Coronavirus pandemic
Get more with myNEWS
A personalised news feed of stories that matter to you
Learn more
An assistant store manager at the Whampoa Garden branch of Watsons explains the situation to shoppers wanting to buy masks. Photo: Nora Tam

China coronavirus: tensions high as thousands queue in Hong Kong desperate for masks, many leaving empty-handed

  • Anger as those waiting hours outside Watsons cannot get hold of coverings to protect themselves from deadly Wuhan contagion
  • Police called after men seen kicking the front of a store, while members of staff face abusive shoppers
Tensions boiled over outside some shops in Hong Kong as thousands queued for surgical masks to protect themselves from the Wuhan virus amid growing fears of supply shortages.

Braving the cold weather warning, some defied pleas not to camp out overnight after Watsons announced on social media that a small quantity of the protective coverings would be available at 230 of its stores on Thursday.

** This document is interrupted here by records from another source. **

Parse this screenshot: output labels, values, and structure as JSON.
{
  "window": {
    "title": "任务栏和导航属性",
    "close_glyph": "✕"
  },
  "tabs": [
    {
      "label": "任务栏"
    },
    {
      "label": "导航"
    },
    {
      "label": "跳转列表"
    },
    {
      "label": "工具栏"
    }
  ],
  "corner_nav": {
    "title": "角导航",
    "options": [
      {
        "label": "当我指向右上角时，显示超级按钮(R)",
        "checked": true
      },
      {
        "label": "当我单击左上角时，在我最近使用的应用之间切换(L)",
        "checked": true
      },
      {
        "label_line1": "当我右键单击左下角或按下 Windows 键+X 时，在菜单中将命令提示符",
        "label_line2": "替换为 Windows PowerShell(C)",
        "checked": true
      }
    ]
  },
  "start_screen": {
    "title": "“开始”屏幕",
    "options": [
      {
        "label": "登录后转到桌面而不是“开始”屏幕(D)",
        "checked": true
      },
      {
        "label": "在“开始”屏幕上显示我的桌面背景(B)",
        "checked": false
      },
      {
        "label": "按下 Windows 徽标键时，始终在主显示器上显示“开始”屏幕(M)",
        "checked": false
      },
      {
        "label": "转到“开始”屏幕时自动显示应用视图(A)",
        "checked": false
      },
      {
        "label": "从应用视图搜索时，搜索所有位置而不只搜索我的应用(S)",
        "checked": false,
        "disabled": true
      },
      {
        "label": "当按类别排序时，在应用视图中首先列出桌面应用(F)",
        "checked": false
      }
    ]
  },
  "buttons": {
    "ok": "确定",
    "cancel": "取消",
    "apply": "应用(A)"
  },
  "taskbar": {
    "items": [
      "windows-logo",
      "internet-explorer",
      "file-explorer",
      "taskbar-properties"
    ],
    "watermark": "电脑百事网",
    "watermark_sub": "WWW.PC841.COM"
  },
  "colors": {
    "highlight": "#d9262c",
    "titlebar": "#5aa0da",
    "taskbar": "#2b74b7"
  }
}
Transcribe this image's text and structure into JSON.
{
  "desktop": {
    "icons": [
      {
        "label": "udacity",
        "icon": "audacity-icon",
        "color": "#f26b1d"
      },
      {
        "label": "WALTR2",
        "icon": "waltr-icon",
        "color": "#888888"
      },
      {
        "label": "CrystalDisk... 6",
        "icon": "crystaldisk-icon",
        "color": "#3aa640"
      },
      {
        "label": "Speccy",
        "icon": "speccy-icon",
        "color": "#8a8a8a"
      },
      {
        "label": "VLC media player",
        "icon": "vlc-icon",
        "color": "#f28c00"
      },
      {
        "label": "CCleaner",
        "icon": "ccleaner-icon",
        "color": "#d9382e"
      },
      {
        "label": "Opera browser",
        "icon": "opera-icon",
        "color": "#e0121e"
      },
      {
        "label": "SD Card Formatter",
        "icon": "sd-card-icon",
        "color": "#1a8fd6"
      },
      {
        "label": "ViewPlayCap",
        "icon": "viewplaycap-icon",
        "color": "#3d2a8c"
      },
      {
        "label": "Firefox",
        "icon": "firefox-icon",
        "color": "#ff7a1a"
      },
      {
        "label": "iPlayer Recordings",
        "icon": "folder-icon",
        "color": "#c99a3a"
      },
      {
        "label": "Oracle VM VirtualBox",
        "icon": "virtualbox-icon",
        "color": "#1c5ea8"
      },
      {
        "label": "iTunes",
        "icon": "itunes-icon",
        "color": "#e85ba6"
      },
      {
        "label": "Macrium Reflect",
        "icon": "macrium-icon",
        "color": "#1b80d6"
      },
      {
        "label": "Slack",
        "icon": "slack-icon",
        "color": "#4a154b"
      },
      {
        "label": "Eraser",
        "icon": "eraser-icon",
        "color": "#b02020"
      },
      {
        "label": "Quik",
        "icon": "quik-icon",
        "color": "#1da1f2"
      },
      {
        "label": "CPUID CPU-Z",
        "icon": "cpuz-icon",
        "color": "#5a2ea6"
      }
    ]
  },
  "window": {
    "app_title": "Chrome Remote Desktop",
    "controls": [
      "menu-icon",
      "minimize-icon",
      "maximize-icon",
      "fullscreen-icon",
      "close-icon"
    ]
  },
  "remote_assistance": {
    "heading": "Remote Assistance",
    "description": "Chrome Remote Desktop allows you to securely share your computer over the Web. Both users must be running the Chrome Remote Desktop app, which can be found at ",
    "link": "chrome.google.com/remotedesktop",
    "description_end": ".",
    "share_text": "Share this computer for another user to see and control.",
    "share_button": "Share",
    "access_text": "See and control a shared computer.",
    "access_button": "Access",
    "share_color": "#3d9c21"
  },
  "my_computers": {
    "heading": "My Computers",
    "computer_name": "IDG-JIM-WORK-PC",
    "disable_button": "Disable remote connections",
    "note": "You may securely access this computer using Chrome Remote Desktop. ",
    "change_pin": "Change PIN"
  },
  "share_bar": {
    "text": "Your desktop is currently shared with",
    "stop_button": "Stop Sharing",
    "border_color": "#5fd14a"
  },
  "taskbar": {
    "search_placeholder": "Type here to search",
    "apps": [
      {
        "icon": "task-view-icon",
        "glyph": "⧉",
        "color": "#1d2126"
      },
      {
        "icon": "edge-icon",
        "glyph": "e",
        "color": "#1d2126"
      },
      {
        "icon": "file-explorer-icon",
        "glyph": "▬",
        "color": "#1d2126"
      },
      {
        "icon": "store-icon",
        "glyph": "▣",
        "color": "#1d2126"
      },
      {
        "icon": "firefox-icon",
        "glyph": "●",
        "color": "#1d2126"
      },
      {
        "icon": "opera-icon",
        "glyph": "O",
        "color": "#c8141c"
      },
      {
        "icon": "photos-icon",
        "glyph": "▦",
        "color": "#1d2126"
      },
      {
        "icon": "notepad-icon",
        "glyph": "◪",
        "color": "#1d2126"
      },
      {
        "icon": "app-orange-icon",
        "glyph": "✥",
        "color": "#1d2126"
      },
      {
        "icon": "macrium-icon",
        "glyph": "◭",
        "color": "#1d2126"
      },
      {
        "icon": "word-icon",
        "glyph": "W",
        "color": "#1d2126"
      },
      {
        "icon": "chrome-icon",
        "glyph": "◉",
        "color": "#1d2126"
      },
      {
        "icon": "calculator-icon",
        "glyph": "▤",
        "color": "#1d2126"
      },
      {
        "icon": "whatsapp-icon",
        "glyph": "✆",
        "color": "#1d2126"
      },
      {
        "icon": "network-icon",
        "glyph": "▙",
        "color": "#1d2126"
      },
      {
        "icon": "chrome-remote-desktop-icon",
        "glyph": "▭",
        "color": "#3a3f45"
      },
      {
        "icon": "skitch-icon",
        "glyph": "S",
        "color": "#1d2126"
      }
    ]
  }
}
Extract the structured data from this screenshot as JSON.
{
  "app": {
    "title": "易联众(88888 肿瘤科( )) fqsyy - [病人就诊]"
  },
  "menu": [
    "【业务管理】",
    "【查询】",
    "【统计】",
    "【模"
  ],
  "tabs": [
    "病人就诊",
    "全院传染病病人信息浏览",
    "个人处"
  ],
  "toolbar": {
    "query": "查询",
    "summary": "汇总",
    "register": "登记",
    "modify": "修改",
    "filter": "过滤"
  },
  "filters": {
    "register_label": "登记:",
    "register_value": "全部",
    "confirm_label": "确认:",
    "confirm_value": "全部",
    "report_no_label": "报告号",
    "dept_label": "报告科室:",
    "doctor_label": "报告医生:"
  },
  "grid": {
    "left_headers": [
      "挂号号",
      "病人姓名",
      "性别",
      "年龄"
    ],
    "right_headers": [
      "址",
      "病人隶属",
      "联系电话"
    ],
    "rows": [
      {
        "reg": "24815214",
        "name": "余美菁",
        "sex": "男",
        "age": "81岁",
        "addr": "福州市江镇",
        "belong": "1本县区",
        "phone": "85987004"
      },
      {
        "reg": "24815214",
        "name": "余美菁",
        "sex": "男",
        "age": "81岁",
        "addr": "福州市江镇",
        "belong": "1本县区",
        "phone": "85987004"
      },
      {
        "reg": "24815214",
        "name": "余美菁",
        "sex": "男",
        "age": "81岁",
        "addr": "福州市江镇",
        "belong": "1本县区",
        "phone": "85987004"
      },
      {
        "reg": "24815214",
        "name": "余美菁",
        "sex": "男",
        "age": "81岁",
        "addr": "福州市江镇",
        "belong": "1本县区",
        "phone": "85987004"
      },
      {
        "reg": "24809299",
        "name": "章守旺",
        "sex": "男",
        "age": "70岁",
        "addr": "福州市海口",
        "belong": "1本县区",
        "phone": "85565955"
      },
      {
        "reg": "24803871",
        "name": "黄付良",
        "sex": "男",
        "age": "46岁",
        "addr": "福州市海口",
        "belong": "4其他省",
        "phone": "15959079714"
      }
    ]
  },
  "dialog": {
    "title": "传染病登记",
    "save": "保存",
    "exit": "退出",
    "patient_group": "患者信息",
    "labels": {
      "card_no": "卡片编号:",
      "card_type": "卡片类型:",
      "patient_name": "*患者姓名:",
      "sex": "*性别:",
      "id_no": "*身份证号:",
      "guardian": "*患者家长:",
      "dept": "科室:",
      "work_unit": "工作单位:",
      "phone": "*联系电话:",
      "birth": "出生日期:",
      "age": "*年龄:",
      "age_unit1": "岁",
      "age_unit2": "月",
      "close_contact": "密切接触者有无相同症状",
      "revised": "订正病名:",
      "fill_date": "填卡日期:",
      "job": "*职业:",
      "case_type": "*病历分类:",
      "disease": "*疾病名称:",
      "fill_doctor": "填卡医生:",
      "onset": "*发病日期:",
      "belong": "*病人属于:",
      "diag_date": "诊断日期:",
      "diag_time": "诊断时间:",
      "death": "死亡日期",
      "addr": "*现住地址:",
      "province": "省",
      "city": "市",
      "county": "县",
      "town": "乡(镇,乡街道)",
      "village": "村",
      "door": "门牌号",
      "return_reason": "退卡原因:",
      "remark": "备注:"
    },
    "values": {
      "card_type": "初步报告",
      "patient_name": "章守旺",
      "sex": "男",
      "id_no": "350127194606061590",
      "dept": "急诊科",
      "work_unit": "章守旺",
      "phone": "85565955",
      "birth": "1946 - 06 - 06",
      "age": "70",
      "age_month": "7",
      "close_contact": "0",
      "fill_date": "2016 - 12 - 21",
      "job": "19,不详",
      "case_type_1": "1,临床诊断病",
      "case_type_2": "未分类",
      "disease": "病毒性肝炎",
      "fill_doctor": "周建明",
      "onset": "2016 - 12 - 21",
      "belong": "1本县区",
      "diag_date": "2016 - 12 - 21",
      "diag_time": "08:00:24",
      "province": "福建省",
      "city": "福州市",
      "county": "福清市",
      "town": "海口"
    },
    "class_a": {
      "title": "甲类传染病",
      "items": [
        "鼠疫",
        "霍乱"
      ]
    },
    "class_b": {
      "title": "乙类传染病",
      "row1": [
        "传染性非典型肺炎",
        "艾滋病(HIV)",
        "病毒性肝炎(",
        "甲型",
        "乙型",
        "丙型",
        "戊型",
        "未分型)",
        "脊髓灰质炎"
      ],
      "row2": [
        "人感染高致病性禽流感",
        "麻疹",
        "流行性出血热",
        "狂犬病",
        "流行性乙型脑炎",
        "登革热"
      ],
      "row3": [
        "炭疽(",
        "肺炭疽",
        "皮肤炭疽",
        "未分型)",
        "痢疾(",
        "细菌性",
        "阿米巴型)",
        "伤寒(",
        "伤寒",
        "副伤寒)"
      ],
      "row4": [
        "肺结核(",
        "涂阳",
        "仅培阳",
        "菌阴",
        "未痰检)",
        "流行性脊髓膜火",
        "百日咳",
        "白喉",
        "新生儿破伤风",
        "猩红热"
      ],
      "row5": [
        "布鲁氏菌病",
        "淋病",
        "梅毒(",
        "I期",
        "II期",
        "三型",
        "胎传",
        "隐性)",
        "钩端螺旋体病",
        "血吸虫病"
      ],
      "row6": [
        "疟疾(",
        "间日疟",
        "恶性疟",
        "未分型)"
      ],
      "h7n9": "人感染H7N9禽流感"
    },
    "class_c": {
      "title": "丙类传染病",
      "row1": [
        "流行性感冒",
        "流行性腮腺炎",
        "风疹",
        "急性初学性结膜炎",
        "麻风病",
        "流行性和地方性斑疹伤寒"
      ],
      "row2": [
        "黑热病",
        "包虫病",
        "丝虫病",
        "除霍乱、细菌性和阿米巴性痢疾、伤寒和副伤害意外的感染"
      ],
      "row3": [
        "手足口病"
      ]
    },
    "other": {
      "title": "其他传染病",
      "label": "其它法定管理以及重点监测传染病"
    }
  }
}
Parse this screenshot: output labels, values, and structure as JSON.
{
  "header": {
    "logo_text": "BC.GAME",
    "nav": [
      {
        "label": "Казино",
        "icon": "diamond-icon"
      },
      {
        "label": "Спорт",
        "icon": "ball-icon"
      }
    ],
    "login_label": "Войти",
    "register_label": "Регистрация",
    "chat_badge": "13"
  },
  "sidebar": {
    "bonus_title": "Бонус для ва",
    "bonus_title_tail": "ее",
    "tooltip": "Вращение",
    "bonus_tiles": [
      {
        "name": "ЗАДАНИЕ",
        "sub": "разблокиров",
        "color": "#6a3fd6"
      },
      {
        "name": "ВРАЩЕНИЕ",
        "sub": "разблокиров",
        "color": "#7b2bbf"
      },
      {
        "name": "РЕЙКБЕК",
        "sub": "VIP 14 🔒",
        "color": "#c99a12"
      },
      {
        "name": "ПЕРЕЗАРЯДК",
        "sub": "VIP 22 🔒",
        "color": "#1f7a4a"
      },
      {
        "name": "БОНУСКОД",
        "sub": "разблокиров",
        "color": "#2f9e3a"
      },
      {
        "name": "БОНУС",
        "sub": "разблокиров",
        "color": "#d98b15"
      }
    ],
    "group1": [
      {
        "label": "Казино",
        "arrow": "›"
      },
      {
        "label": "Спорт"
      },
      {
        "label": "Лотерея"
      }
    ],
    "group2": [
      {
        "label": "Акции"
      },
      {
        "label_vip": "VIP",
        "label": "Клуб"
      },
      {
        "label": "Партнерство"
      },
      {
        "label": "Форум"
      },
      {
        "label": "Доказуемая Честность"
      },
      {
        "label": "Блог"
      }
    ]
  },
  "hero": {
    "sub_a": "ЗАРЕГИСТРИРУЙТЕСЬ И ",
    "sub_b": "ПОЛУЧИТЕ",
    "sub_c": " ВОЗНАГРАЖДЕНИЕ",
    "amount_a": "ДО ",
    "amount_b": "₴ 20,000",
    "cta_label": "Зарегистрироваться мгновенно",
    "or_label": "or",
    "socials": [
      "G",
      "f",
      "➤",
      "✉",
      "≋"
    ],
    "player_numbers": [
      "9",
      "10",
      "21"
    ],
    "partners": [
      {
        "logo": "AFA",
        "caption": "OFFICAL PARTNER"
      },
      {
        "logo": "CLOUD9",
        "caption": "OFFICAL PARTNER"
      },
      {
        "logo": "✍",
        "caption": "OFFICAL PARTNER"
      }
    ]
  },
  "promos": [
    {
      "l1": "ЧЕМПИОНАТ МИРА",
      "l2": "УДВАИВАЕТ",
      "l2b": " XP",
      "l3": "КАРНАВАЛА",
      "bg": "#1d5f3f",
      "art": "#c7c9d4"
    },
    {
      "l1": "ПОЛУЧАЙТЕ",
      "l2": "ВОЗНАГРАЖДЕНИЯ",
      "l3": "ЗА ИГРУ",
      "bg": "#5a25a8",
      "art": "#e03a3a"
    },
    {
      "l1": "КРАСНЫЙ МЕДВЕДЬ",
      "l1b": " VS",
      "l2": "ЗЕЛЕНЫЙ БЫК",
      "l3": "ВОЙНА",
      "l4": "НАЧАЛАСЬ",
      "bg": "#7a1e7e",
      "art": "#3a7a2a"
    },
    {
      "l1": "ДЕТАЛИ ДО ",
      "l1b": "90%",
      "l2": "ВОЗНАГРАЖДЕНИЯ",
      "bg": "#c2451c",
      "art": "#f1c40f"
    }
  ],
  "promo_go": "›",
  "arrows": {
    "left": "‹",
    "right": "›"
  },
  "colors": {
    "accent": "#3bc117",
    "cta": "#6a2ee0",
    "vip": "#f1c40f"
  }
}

There were a handful of disturbances including at the Tin Shui Wai branch, where police arrived after some men were seen kicking the front of the store and shouting abuse at a member of staff who said a total of only 20 boxes of the masks were available.

A shop manager in North Point was also confronted by an angry crowd desperate to get hold of masks amid the novel coronavirus outbreak, which has infected thousands across the world, including 10 in Hong Kong, and killed 170 in mainland China.

Long queues have formed all over Hong Kong after the health care retail giant Watsons said it has a small supply of masks. Photo: May Tse

Meanwhile, cosmetics chain Bonjour announced on Thursday morning that a shipment of 2,000 boxes of masks would arrive from Japan at about noon.

They would be on sale at four of its stores, with sales limited to one box per customer and without prices marked up, the retailer said.

Rationing sales, the health store chain Watsons earlier posted on Facebook: “Please understand that the numbers are limited, every person is limited to purchasing one box [of 50 masks].” It added that the next shipment was due early next month.


After midnight on Thursday, the company urged people not to wait overnight in the cold weather because it would risk their health.

Watsons added each store would only have about 20 boxes in stock, but that did not stop people from forming long queues outside their shops and other pharmacies.

At its branch in North Point, many in the queue became angry after learning of the rationing.

A shopkeeper was surrounded by customers who were not able to buy masks. Some of the aggrieved shoppers shouted verbal abuse, while others quizzed staff over when more supplies would arrive.

Two Hongkongers infected in mainland China as city confirms 10th coronavirus case

A 40-year-old, who gave his name as Wong and works for a foreign trading company, woke up in the early hours to try and source some masks.


“I woke up at 4am and started trying my luck at other branches that opened earlier first. But by the time I got there, there were already hundreds waiting for just 10 boxes,” he said.

He said he needed to buy more masks for his household of seven, who are aged between three and 80.


Wong said the government should at least try and provide 100 boxes to each shop, but also thought Watsons should have been clearer about the number of masks available.

“The notice came out so late, and those old people they don’t look at Facebook, so of course they are angry after standing out in the cold all morning,” he said.

Watsons, one of the largest health care and beauty care chains in Asia, is owned by CK Hutchison Holdings, which is part of tycoon Li Ka-shing’s business empire.

On Wednesday, Thai lifestyle chain AbouThai, which has 14 stores citywide, also drew hundreds of shoppers hours before the supplies of masks arrived.

Hundreds queue for masks amid virus crisis, with some in line at 7am

Lee, a 20-year-old student, said she had been waiting in line since about 9am on Thursday, adding: “We have some at home from before, but now we need more. I’m also here to see if there are hand sanitisers left.”


She said the government should have enough surgical masks in storage and should be giving them out to residents for free.

“Rather than this situation where all these traders keep raising the price and ripping people off … they should start giving out masks.”

At the Tin Shui Wai branch, some men were seen hitting the front of the store and shouting profanities.


One of the men yelled: “We will call the police, have the cops come here.” Police later arrived at the scene.

Speaking on the radio, Secretary for Food and Health Sophia Chan Siu-chee said the government had been sourcing surgical masks from across the globe and had recently been in touch with more than 140 suppliers from about 10 countries.

Asked if she could sense the public’s anger with the government, Chan said: “I can feel that. I feel the public’s concerns.”

Fears of recycled masks prompt officials to check 200 stores in Hong Kong

Chief Executive Carrie Lam Cheng Yuet-ngor earlier said she had written to Beijing’s State Council in the hope of sourcing surgical masks from mainland China. The government has not yet reported progress on the matter.

Meanwhile, Hospital Authority chief executive Deacons Yeung Tai-kong revealed it no longer had a three-month stock of surgical masks for public hospitals, but said the authority had already placed orders and was aiming to secure supplies lasting until June.